How’s that for a title? Are you curious now?
Today’s post might get me in trouble, but I’m going there anyway. I do have a few pet peeves when it comes to decorating and since I’ve been learning some of these things myself, it’s only fitting that I share them with you. Believe me, I sure don’t have it all figured out, but I know I’ve gotten better over the years, even just since I’ve been blogging. There’s so much inspiration out there, it’s hard not to hone the creativity.
So, today we’re going to talk about what NOT to do in decorating.
- Stay away from Themes: Now, this one is wide open to interpretation, but for the most part, themes are a no-no and can really date your space. Of course, we’ve all fallen for fads and themes, myself included (I have bunnies in my house), but I’m trying really hard to learn those lessons and not get caught up in theme-y decor.
One of the biggest themes of the decade of the 2000’s is Tuscan, as I touched on back in January in this post about the Decade of Design. Now, let me just say, I absolutely LOVE Italy. I spent some time there 20 years ago and have never gotten over it. But, Italy is time worn for a reason. It’s really, really old and the patina that is all over that country just can’t be duplicated very easily.
Like this, this is a classic building in Italy. Beautiful, time-worn, gorgeous patina. See what I mean?
It seems that in the early 2000’s that everyone was jumping on the European bandwagon, particularly the Tuscan look. Faux finishes and stucco walls were everywhere, along with the earthy colors of Italy. Now, there’s nothing wrong with that, I love it all. In fact, I love homes that are built in the Mediterranean style, they are gorgeous when well thought out architecture is put into a new home and added with integrity.
But, when Tuscan gets mass-produced in China, this is what you get:
Yep, it’s all over the place. Sorry Kirklands, which is where I found almost all of these, don’t mean to knock them, but they aren’t the only culprits, you could duplicate this look at any number of retail establishments. And if you have this all over your house, I’m really not trying to step on your toes, just throwing some things out there to think about.
I beg you, my dear readers, don’t go there. 🙂
The reason I got onto this train of thought is this. I did a consultation recently here in the Birmingham area and the girl that I was helping had a TON of accessories. She just didn’t know what to do with them all. And she had really gone overboard with the Tuscan thing. I don’t think she would mind me mentioning this, since we talked about it at the time and she totally agreed that she was very tired of it all by now. And I know she had invested quite a bit of money into these pieces. So, I used some of what she had and we rearranged some walls and removed some things and moved some of her furniture around and I think she is on the right track now. She was really happy with it all when I left 4 hours later.

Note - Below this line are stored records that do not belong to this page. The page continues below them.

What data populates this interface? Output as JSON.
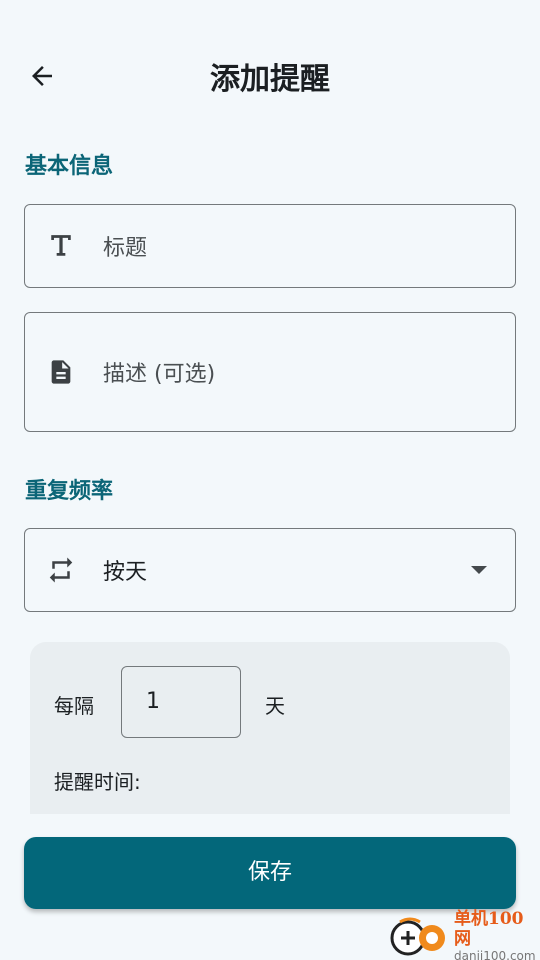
{
  "header": {
    "title": "添加提醒"
  },
  "basic_info": {
    "section_title": "基本信息",
    "title_field": {
      "placeholder": "标题",
      "icon": "text-title-icon"
    },
    "description_field": {
      "placeholder": "描述 (可选)",
      "icon": "document-icon"
    }
  },
  "repeat": {
    "section_title": "重复频率",
    "selected": "按天",
    "icon": "repeat-icon"
  },
  "interval": {
    "prefix": "每隔",
    "value": "1",
    "unit": "天",
    "time_label": "提醒时间:"
  },
  "save_label": "保存",
  "watermark": {
    "cn": "单机100网",
    "en": "danji100.com"
  },
  "colors": {
    "accent": "#03677a",
    "section_title": "#0b6577",
    "background": "#f3f8fb",
    "watermark": "#e65c1a"
  }
}
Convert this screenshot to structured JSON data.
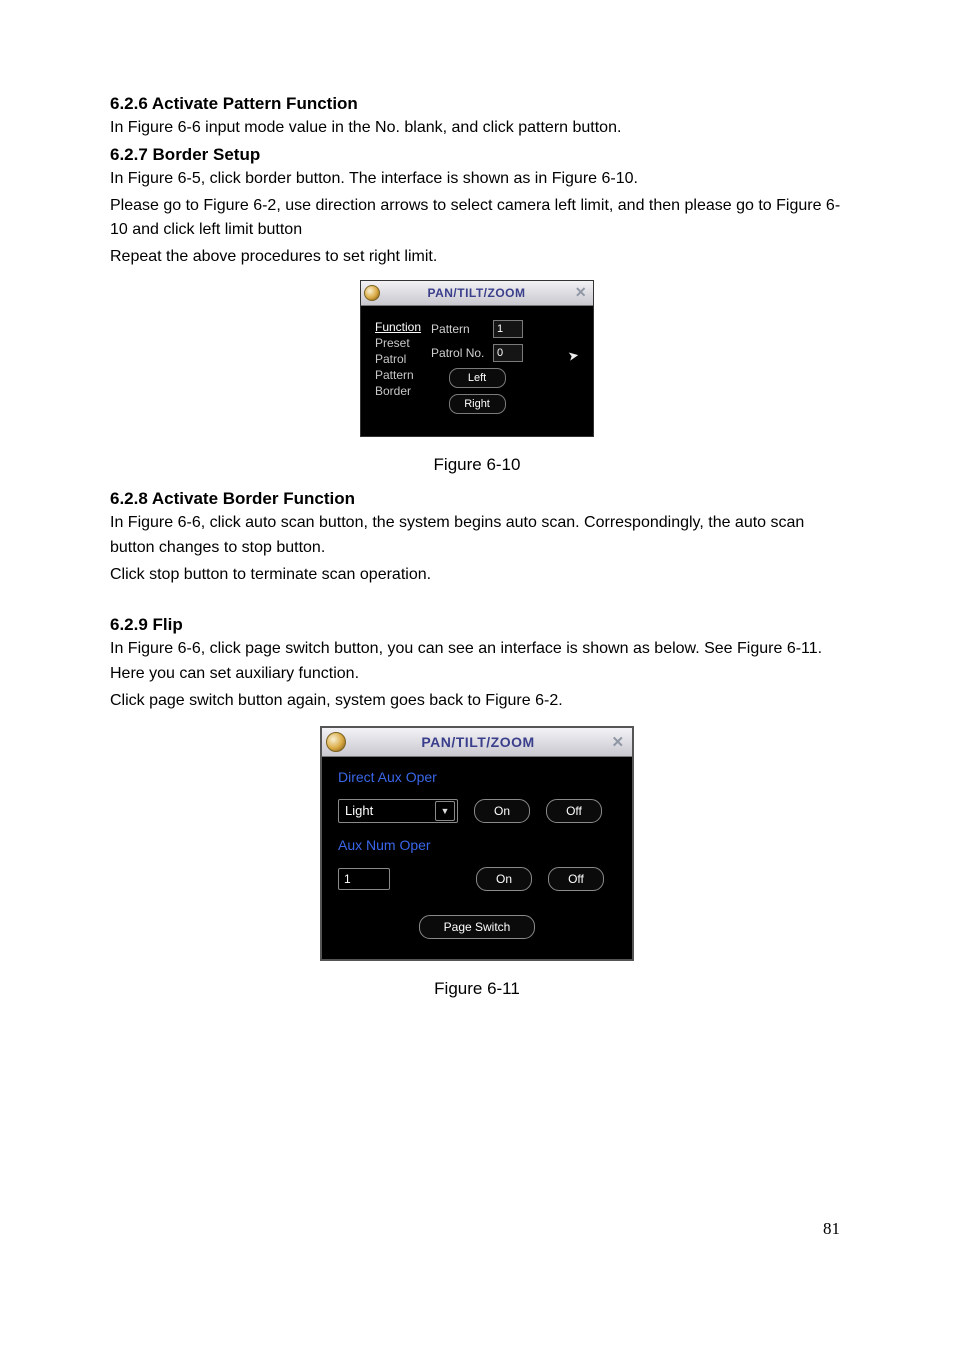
{
  "s626": {
    "heading": "6.2.6  Activate Pattern Function",
    "p1": "In Figure 6-6 input mode value in the No. blank, and click pattern button."
  },
  "s627": {
    "heading": "6.2.7  Border Setup",
    "p1": "In Figure 6-5, click border button. The interface is shown as in Figure 6-10.",
    "p2": "Please go to Figure 6-2, use direction arrows to select camera left limit, and then please go to Figure 6-10 and click left limit button",
    "p3": "Repeat the above procedures to set right limit."
  },
  "fig610": {
    "title": "PAN/TILT/ZOOM",
    "menu": [
      "Function",
      "Preset",
      "Patrol",
      "Pattern",
      "Border"
    ],
    "active_menu_index": 0,
    "pattern_label": "Pattern",
    "pattern_value": "1",
    "patrolno_label": "Patrol No.",
    "patrolno_value": "0",
    "btn_left": "Left",
    "btn_right": "Right",
    "caption": "Figure 6-10"
  },
  "s628": {
    "heading": "6.2.8  Activate Border Function",
    "p1": "In Figure 6-6, click auto scan button, the system begins auto scan. Correspondingly, the auto scan button changes to stop button.",
    "p2": "Click stop button to terminate scan operation."
  },
  "s629": {
    "heading": "6.2.9      Flip",
    "p1": "In Figure 6-6, click page switch button, you can see an interface is shown as below. See Figure 6-11. Here you can set auxiliary function.",
    "p2": "Click page switch button again, system goes back to Figure 6-2."
  },
  "fig611": {
    "title": "PAN/TILT/ZOOM",
    "direct_aux_label": "Direct Aux Oper",
    "select_value": "Light",
    "btn_on": "On",
    "btn_off": "Off",
    "aux_num_label": "Aux Num Oper",
    "aux_num_value": "1",
    "btn_page_switch": "Page Switch",
    "caption": "Figure 6-11"
  },
  "page_number": "81"
}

So, where am I going with this?
Well, for starters, I’d really like to encourage you when it comes time to buy things to hang on the wall, that you get out of the habit of mass-produced pieces and think about buying vintage or yardsale original art. I have very few things left that are mass produced on my walls (or in my house, for that matter) and my favorite items are those that cost me very little money, but they have a unique look since I found them while thrifting and I won’t see them in everyone else’s home.
Like this little original oil painting I found for $1 at a yardsale. I’ll tell you that these unique finds that you can scout out there are going to be so much more interesting in the long run than those mass-produced pieces of artworks. There’s just no comparison.
So, I hope this got you thinking about looking at your artwork in a different way. Get out there and see what you can find. I’m always excited when I spot some neat things when I’m out there and now I have a house full of original art.
(original oil picked up from an antiques store for $7)
It might not be priceless art, but it sure is to me and I’m finding that I love the original art much more than those framed pieces from retailers that I’ve picked up and eventually tire of.
In fact, I’ve gotten SO inspired recently that I’m planning a little overhaul in my living room. I’m getting a less formal rug than the needlepoint that is currently there, the tapestry is coming down and in its place will be a HUGE mirror (yet to be found) and on the other side of the room, I’ve done a gallery wall. I’ve already got lots of pieces to work with, but looking for more will be a lot of fun.
(Domino) LOVE this look! Stay tuned, I’ve finished my gallery wall and can’t wait to show you.
How do you like your art?
Are you an art snob and only hang the finest on your walls, or does mass produced rule (and maybe you’ve never even thought about it like this), or do you, like me like to scour the flea markets for one of a kind treasures?